As you know, I just spent two and a half weeks in Australia, a 16 hour time zone change. I did not go through any preparation like you are. Maybe it’s because I sleep on the plane and adjusted quite well to the time change with no problems whatsoever. I honestly don’t know. Returning, I was on planes for 24 hours, leaving Australia on Thursday afternoon and arriving Boise at 1 am Friday morning. Weather adjustment was the hard part! It was summer in Sydney, 90 degrees and when I landed in Salt Lake City, it was in a snow storm and we had to de-ice twice due to the wait time take off!! Landed in Boise and it was brrr, cold!!
Good luck 🍀 on your journey. Have fun! Take lots of pictures! 😊😊😊😊❤️❤️❤️
Thanks, Cheryl! I’ll let folks know if it works. Jetlag has always been debilitating for me – I have sleep apnea!
Edit to add: please be safe with the closing of the embassy in the Sudan today.
Oooh! Did not hear. I’ll add Sudan and the surrounding countries to my alerts!
Safe travels. wishing you an amazing journey!

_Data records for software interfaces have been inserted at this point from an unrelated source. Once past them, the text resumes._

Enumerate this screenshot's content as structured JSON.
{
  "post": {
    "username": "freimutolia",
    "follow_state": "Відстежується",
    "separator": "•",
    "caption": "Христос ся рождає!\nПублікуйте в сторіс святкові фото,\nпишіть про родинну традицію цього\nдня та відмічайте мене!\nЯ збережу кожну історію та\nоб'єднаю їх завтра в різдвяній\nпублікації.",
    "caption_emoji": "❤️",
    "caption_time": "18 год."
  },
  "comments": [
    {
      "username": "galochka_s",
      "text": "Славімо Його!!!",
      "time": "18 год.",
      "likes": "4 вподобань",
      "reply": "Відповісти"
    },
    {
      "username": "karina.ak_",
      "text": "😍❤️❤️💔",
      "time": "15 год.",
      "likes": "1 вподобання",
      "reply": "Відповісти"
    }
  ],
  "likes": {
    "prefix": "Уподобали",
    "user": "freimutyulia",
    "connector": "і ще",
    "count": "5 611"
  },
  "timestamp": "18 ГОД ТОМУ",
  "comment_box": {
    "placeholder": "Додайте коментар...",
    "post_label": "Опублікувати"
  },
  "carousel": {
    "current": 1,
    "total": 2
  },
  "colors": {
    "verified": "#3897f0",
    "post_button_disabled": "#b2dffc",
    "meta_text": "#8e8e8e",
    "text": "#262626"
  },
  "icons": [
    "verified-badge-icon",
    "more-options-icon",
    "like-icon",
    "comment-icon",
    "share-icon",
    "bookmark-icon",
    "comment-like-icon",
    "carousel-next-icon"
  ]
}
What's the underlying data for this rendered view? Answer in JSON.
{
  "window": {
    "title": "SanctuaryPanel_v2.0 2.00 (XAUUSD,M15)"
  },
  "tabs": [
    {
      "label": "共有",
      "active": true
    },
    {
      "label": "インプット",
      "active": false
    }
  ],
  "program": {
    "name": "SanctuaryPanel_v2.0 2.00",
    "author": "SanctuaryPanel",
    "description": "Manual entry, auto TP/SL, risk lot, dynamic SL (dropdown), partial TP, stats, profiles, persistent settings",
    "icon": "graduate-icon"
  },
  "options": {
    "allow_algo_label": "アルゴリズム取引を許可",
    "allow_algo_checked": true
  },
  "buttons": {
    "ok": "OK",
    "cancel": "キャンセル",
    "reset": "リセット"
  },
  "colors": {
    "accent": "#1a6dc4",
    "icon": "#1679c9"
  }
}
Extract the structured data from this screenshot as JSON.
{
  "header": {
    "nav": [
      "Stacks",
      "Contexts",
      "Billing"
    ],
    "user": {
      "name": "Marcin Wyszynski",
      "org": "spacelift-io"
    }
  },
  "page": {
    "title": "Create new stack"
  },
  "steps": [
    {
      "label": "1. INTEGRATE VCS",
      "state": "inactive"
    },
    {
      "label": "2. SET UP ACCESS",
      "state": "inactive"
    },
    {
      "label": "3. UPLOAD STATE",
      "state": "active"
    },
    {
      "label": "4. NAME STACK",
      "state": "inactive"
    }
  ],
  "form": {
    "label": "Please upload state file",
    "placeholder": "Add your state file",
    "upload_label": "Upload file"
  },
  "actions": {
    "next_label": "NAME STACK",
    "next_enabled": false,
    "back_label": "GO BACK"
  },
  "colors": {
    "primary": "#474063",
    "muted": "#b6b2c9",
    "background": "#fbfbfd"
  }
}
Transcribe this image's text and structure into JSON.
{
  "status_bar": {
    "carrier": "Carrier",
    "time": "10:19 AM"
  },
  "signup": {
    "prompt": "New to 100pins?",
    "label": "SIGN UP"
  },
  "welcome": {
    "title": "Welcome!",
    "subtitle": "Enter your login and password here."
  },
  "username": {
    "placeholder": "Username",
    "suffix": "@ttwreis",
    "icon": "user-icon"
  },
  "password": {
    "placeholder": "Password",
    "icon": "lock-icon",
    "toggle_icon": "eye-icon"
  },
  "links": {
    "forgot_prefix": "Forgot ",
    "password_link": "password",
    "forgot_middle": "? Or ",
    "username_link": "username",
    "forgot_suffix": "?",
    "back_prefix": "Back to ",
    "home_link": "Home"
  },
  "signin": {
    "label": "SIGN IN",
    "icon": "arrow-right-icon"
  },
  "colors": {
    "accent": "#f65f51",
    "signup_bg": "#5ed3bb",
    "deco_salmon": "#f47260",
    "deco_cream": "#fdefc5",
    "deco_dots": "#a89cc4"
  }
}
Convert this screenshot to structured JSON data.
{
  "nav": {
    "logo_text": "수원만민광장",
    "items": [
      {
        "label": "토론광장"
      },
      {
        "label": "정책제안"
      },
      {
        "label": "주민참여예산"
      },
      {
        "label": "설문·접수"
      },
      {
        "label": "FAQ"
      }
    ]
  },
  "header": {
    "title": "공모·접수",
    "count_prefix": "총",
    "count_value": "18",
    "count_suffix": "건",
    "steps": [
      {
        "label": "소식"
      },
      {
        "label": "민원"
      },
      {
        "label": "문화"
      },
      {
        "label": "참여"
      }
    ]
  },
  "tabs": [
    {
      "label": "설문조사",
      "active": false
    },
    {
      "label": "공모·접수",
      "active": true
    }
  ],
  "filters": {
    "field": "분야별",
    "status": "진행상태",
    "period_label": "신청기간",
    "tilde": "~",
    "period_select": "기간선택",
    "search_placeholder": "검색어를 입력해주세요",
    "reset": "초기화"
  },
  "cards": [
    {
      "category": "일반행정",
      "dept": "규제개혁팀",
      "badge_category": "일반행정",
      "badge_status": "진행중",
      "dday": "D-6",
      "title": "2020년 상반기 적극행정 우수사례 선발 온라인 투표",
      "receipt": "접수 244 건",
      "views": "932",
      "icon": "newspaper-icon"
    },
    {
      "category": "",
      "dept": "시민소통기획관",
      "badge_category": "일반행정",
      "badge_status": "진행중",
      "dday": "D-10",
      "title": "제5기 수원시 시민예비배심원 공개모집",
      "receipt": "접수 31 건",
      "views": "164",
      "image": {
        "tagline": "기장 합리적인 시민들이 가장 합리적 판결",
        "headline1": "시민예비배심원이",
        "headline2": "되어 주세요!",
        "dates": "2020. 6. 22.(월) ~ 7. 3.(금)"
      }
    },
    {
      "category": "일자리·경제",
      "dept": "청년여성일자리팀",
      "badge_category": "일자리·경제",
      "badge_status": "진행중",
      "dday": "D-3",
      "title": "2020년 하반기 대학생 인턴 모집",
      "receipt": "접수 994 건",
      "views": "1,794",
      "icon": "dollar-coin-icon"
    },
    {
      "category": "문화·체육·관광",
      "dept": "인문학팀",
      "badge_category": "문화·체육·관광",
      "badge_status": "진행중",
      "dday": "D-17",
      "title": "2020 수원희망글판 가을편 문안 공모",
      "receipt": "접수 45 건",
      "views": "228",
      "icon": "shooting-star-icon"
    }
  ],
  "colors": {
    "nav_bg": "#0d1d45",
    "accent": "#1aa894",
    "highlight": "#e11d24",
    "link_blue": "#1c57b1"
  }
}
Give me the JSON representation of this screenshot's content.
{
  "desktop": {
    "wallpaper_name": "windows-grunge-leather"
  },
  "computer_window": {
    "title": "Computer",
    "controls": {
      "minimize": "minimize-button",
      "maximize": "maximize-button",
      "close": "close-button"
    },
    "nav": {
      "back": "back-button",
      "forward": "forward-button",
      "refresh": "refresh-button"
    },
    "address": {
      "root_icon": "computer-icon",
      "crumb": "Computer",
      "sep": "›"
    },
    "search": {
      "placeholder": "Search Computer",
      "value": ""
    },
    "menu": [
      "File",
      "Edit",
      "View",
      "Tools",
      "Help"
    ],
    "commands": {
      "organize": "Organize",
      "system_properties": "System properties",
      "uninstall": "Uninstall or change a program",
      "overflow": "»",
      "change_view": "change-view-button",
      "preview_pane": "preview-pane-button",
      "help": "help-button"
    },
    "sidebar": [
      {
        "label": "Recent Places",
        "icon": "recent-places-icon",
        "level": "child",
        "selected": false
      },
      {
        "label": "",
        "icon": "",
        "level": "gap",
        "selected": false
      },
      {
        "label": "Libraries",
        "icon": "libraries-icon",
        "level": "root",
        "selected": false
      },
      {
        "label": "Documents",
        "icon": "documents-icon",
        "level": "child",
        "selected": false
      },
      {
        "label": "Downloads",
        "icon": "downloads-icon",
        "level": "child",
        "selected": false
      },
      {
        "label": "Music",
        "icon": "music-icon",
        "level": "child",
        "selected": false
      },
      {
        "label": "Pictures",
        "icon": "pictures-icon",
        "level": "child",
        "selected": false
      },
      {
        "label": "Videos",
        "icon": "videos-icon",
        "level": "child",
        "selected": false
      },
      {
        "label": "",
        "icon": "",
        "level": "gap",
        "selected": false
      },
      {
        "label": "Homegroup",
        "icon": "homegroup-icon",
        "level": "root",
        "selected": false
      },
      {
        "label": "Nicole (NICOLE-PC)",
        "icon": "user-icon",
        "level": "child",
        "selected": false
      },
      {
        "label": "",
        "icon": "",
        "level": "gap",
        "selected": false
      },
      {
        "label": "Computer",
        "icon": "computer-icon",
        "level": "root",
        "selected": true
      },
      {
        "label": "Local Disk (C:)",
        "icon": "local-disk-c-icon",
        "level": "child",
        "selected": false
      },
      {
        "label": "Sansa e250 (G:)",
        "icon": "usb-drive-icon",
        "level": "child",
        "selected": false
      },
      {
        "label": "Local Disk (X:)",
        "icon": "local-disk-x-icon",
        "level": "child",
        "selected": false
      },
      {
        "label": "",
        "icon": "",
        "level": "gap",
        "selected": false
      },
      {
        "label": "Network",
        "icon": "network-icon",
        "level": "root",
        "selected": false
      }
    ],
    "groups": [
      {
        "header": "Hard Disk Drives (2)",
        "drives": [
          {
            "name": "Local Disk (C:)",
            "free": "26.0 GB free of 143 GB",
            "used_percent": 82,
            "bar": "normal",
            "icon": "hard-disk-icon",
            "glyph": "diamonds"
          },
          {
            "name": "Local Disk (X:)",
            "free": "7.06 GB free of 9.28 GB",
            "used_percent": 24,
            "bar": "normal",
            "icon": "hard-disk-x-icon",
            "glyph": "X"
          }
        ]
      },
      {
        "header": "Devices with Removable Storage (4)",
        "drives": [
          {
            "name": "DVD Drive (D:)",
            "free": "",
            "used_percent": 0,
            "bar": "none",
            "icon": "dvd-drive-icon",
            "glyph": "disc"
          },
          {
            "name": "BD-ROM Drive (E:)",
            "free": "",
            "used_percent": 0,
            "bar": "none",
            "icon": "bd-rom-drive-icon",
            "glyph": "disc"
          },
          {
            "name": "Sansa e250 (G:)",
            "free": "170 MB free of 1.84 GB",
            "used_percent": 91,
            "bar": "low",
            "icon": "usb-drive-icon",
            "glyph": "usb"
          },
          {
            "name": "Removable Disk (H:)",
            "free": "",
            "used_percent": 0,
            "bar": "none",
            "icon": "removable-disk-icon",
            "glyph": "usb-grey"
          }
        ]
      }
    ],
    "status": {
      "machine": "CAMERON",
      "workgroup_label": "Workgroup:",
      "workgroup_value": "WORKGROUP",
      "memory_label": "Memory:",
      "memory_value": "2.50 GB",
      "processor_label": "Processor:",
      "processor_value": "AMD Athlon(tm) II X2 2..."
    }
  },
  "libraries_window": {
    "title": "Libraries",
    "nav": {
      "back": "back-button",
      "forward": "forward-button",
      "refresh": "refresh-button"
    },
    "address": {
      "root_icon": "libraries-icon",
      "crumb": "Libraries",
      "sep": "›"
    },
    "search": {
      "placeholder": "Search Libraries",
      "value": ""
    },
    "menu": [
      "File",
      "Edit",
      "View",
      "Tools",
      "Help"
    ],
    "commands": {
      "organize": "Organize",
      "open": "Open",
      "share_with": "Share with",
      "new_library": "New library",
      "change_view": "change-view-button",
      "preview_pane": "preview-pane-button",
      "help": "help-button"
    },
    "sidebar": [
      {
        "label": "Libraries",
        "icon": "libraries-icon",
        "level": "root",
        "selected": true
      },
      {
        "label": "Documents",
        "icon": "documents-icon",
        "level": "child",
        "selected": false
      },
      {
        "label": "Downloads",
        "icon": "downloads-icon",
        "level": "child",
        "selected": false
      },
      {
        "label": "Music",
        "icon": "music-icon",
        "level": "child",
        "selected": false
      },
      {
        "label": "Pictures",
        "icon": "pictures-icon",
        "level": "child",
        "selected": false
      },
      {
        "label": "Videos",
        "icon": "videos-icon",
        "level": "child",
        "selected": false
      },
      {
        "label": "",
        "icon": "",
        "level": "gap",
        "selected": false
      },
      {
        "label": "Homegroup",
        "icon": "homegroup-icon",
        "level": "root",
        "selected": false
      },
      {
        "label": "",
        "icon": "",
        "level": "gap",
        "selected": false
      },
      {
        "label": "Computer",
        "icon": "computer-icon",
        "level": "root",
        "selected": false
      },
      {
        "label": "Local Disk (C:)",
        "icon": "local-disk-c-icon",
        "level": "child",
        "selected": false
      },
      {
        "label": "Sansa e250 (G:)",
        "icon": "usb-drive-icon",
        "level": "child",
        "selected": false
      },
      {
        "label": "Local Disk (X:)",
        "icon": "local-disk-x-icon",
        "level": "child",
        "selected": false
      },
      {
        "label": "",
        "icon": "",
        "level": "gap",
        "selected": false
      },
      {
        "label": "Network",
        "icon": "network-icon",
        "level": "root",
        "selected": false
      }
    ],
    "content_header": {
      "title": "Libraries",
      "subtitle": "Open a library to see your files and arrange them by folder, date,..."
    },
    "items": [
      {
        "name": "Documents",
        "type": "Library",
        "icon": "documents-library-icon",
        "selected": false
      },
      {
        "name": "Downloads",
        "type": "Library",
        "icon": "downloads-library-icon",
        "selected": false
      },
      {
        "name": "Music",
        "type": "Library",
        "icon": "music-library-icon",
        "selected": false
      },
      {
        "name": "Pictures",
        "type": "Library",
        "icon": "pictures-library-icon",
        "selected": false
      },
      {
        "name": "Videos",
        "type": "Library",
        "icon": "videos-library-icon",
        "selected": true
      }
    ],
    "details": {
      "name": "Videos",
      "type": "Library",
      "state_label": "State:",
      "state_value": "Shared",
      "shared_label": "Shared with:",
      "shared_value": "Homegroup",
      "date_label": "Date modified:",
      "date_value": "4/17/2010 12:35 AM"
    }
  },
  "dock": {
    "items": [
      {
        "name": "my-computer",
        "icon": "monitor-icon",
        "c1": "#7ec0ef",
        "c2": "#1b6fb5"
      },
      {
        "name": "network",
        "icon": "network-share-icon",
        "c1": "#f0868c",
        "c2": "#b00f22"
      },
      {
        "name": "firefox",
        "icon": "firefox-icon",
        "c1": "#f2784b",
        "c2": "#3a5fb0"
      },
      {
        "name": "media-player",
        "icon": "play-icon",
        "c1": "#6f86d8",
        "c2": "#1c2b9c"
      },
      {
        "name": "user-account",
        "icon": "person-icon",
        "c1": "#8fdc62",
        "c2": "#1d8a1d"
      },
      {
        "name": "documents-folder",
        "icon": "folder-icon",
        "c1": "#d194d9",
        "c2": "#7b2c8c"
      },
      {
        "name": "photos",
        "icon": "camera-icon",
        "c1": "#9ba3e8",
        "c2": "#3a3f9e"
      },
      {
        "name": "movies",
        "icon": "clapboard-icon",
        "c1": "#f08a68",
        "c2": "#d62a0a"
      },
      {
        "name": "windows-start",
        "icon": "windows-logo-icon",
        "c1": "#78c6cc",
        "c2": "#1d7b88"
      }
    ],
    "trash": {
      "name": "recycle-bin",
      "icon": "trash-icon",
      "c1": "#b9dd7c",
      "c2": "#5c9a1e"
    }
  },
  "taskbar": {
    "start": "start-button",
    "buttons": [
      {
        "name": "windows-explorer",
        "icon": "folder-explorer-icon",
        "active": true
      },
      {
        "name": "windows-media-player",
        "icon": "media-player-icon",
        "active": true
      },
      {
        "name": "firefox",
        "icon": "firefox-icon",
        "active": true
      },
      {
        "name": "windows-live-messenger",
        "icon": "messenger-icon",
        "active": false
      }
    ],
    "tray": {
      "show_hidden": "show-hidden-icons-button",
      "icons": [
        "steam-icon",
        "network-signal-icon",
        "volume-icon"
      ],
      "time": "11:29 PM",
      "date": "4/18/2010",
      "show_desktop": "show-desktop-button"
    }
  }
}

Teri you melt my heart! Africa as a continent is such a treasure. I’ve been to Kenya twice on extended trips; once with my mom (1989) and once with my two brothers (1991). I’ve read my Isak Dinesen (Karen von Blixen) autobiography memoir book so many times the pages are worn and weathered. One of my all-time favorite story-tellers; one of my all time favorite places to be present in. Soak up the adventure, culture, and country!
I had no idea, Diane. We arrive tomorrow. I’ve started my malaria pills and am looking forward to the dreams I’ve heard about.